**Problem statement**: Reproduce the entries exactly.

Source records

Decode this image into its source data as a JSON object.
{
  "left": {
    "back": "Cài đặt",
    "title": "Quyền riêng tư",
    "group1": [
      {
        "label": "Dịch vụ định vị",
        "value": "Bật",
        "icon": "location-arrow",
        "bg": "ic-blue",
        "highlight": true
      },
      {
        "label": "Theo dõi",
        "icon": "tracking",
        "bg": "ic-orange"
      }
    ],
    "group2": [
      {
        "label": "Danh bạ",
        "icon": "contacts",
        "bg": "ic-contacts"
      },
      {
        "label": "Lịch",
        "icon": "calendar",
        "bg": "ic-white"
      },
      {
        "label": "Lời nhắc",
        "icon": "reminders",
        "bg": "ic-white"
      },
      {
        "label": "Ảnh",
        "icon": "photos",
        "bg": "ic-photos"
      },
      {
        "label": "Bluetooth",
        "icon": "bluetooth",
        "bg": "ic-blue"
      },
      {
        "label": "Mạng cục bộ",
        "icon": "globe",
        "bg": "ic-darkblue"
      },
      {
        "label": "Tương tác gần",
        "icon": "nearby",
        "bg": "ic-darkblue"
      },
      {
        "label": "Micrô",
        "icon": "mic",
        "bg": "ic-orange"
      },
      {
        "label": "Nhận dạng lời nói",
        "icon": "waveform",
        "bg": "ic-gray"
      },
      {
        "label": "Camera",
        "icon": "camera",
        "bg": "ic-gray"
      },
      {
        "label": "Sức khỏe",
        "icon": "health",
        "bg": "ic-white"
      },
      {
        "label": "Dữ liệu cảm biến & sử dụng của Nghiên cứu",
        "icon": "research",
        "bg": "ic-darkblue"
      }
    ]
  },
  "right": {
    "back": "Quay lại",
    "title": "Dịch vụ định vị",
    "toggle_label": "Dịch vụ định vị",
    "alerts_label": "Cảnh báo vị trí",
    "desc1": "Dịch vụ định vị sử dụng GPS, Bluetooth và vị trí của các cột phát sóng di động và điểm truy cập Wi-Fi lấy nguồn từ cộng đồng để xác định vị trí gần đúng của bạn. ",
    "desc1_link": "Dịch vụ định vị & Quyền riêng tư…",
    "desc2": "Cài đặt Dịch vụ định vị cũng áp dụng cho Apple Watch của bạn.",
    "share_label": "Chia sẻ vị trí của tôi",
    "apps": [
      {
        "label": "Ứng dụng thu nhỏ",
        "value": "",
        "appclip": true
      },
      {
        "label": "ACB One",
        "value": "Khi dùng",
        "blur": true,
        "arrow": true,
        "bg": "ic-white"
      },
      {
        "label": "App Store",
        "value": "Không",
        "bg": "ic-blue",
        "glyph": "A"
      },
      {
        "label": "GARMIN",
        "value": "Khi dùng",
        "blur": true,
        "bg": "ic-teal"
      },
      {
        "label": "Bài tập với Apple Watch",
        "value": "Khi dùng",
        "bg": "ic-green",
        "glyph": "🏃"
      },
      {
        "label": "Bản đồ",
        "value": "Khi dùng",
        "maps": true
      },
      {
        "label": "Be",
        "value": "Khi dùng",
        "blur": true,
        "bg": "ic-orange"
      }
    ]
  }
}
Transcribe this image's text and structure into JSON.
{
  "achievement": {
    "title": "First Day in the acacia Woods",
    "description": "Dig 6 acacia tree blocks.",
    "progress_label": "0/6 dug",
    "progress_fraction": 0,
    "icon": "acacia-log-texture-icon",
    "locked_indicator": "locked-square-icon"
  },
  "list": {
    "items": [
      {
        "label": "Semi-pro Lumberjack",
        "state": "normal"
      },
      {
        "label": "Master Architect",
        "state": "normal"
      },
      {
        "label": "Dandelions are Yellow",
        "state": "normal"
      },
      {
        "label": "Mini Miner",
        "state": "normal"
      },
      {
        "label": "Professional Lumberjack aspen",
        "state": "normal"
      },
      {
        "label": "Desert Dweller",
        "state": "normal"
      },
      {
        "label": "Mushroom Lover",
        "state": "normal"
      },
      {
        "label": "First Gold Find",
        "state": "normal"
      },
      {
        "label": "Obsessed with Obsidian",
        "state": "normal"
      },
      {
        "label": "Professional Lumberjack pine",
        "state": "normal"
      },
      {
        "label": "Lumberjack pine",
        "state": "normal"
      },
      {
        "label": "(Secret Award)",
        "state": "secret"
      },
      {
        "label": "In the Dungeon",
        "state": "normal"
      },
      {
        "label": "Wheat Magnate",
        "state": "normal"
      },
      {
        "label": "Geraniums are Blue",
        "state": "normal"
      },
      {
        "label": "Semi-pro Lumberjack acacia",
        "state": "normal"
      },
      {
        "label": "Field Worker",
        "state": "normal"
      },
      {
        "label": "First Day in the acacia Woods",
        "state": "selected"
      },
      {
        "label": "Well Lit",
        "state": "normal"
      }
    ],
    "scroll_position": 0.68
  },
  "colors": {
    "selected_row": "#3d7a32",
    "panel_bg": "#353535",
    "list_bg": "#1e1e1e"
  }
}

**Task result**:
Decode this image into its source data as a JSON object.
{
  "left": {
    "back": "Cài đặt",
    "title": "Quyền riêng tư",
    "group1": [
      {
        "label": "Dịch vụ định vị",
        "value": "Bật",
        "icon": "location-arrow",
        "bg": "ic-blue",
        "highlight": true
      },
      {
        "label": "Theo dõi",
        "icon": "tracking",
        "bg": "ic-orange"
      }
    ],
    "group2": [
      {
        "label": "Danh bạ",
        "icon": "contacts",
        "bg": "ic-contacts"
      },
      {
        "label": "Lịch",
        "icon": "calendar",
        "bg": "ic-white"
      },
      {
        "label": "Lời nhắc",
        "icon": "reminders",
        "bg": "ic-white"
      },
      {
        "label": "Ảnh",
        "icon": "photos",
        "bg": "ic-photos"
      },
      {
        "label": "Bluetooth",
        "icon": "bluetooth",
        "bg": "ic-blue"
      },
      {
        "label": "Mạng cục bộ",
        "icon": "globe",
        "bg": "ic-darkblue"
      },
      {
        "label": "Tương tác gần",
        "icon": "nearby",
        "bg": "ic-darkblue"
      },
      {
        "label": "Micrô",
        "icon": "mic",
        "bg": "ic-orange"
      },
      {
        "label": "Nhận dạng lời nói",
        "icon": "waveform",
        "bg": "ic-gray"
      },
      {
        "label": "Camera",
        "icon": "camera",
        "bg": "ic-gray"
      },
      {
        "label": "Sức khỏe",
        "icon": "health",
        "bg": "ic-white"
      },
      {
        "label": "Dữ liệu cảm biến & sử dụng của Nghiên cứu",
        "icon": "research",
        "bg": "ic-darkblue"
      }
    ]
  },
  "right": {
    "back": "Quay lại",
    "title": "Dịch vụ định vị",
    "toggle_label": "Dịch vụ định vị",
    "alerts_label": "Cảnh báo vị trí",
    "desc1": "Dịch vụ định vị sử dụng GPS, Bluetooth và vị trí của các cột phát sóng di động và điểm truy cập Wi-Fi lấy nguồn từ cộng đồng để xác định vị trí gần đúng của bạn. ",
    "desc1_link": "Dịch vụ định vị & Quyền riêng tư…",
    "desc2": "Cài đặt Dịch vụ định vị cũng áp dụng cho Apple Watch của bạn.",
    "share_label": "Chia sẻ vị trí của tôi",
    "apps": [
      {
        "label": "Ứng dụng thu nhỏ",
        "value": "",
        "appclip": true
      },
      {
        "label": "ACB One",
        "value": "Khi dùng",
        "blur": true,
        "arrow": true,
        "bg": "ic-white"
      },
      {
        "label": "App Store",
        "value": "Không",
        "bg": "ic-blue",
        "glyph": "A"
      },
      {
        "label": "GARMIN",
        "value": "Khi dùng",
        "blur": true,
        "bg": "ic-teal"
      },
      {
        "label": "Bài tập với Apple Watch",
        "value": "Khi dùng",
        "bg": "ic-green",
        "glyph": "🏃"
      },
      {
        "label": "Bản đồ",
        "value": "Khi dùng",
        "maps": true
      },
      {
        "label": "Be",
        "value": "Khi dùng",
        "blur": true,
        "bg": "ic-orange"
      }
    ]
  }
}
Transcribe this image's text and structure into JSON.
{
  "achievement": {
    "title": "First Day in the acacia Woods",
    "description": "Dig 6 acacia tree blocks.",
    "progress_label": "0/6 dug",
    "progress_fraction": 0,
    "icon": "acacia-log-texture-icon",
    "locked_indicator": "locked-square-icon"
  },
  "list": {
    "items": [
      {
        "label": "Semi-pro Lumberjack",
        "state": "normal"
      },
      {
        "label": "Master Architect",
        "state": "normal"
      },
      {
        "label": "Dandelions are Yellow",
        "state": "normal"
      },
      {
        "label": "Mini Miner",
        "state": "normal"
      },
      {
        "label": "Professional Lumberjack aspen",
        "state": "normal"
      },
      {
        "label": "Desert Dweller",
        "state": "normal"
      },
      {
        "label": "Mushroom Lover",
        "state": "normal"
      },
      {
        "label": "First Gold Find",
        "state": "normal"
      },
      {
        "label": "Obsessed with Obsidian",
        "state": "normal"
      },
      {
        "label": "Professional Lumberjack pine",
        "state": "normal"
      },
      {
        "label": "Lumberjack pine",
        "state": "normal"
      },
      {
        "label": "(Secret Award)",
        "state": "secret"
      },
      {
        "label": "In the Dungeon",
        "state": "normal"
      },
      {
        "label": "Wheat Magnate",
        "state": "normal"
      },
      {
        "label": "Geraniums are Blue",
        "state": "normal"
      },
      {
        "label": "Semi-pro Lumberjack acacia",
        "state": "normal"
      },
      {
        "label": "Field Worker",
        "state": "normal"
      },
      {
        "label": "First Day in the acacia Woods",
        "state": "selected"
      },
      {
        "label": "Well Lit",
        "state": "normal"
      }
    ],
    "scroll_position": 0.68
  },
  "colors": {
    "selected_row": "#3d7a32",
    "panel_bg": "#353535",
    "list_bg": "#1e1e1e"
  }
}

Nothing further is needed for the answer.